Conrad Hal Waddington was born in Evesham on 8 November 1905 to Hal and Mary Ellen (Warner) Waddington. He spent his first few years on a tea estate in South India, where his father was a tea planter. He married Justin, daughter of the writer Amber Reeves, and is the father of mathematician Dusa McDuff and anthropologist Caroline Humphrey.
C. H. Waddington was educated at Clifton College, a coeducational public school in Bristol, England, and at the University of Cambridge. At Cambridge he took the natural sciences tripos and graduated in geology in 1926. His postgraduate work included studies in geology, palaeontology, philosophy and embryology. From 1930 to 1945, he was embryologist and lecturer in zoology at Strangeways Research Laboratory, Cambridge. During World War II, he engaged in operations research for the military, working, among other things, on photographic reconnaissance.
Beginning in 1945, Waddington occupied the position of chief geneticist at the new National Animal Breeding and Genetics Research Organization. In 1947, he combined that position with the position of chair of animal genetics at the University of Edinburgh, thereby forming the Institute of Animal Genetics. This had the effect of making the genetics department the largest in the United Kingdom and one of the largest in the world. In 1970, he accepted the invitation of the State University of New York at Buffalo to spend two years as the Albert Einstein Chair in Science.
Among his many honours and awards were honorary degrees from the universities of Aberdeen, Dublin, Geneva, Montreal and Prague. From 1934 to 1945, he was Elected Fellow of Christ’s College, University of Cambridge. Other honours include: 1948, Elected Fellow, Royal Society; 1957, Elected Member, Finnish Academy; 1958, Awarded CBE; 1959, Elected Member, American Academy of Arts and Sciences; 1974, Elected Fellow, Deutsche Akademie der Naturforscher Leopoldina.
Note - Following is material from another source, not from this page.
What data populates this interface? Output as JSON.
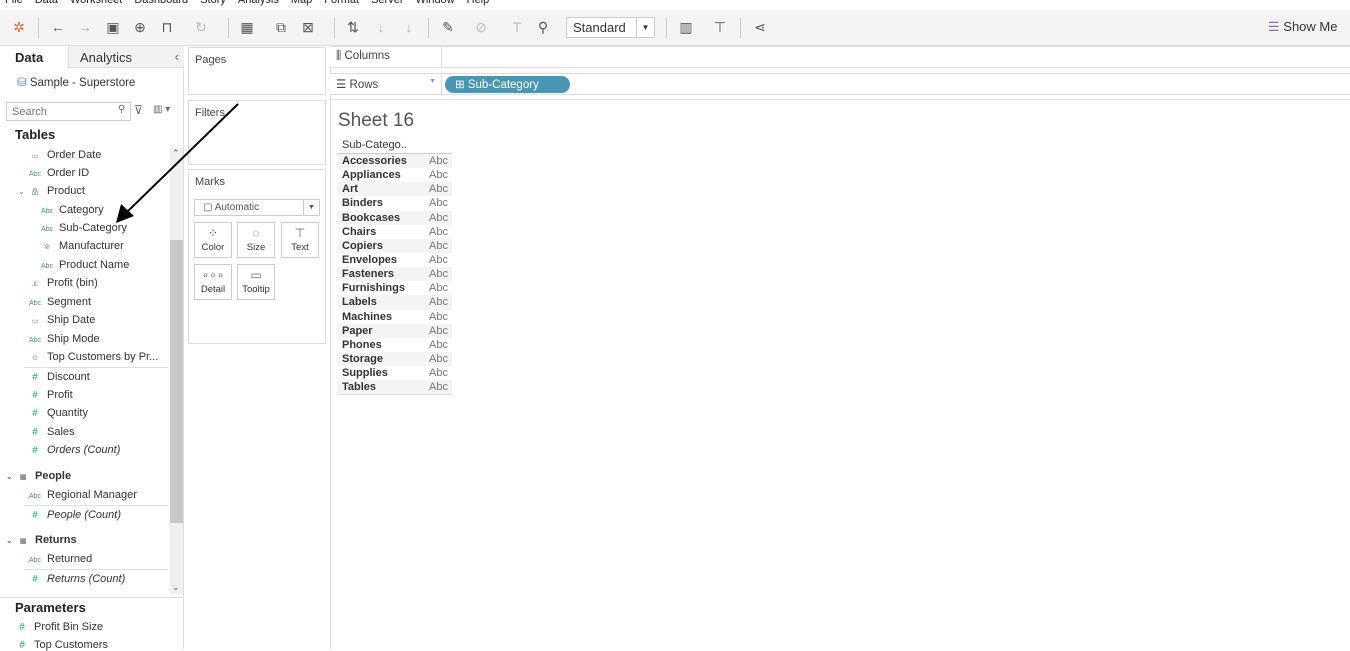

The 1971 Gifford Lectures given at the University of Edinburgh by C. H. Waddington, A. J. P. Kenny, H. C. Longuet-Higgins and J. R. Lucas resulted in two books: The Nature of Mind(1972) and The Development of Mind (1973). Other books by Mr. Waddington include:Introduction to Modern Genetics (1939); Organisers and Genes (1940); The Scientific Attitude (1941); The Epigenetics of Birds (1952); Principles of Embryology (1956); The Ethical Animal (1960); The Nature of Life (1961); New Patterns in Genetics and Development(1962); Towards a Theoretical Biology, vols. 1 and 2 (1969), vol. 3 (1970); Behind Appearances (1970); Operational Research in World War Two (1973); and The Evolution of an Evolutionist (1975). In addition, he edited Science and Ethics (1942) and Principles of Development and Differentiation (1966).
Conrad Hal Waddington died 26 September 1975.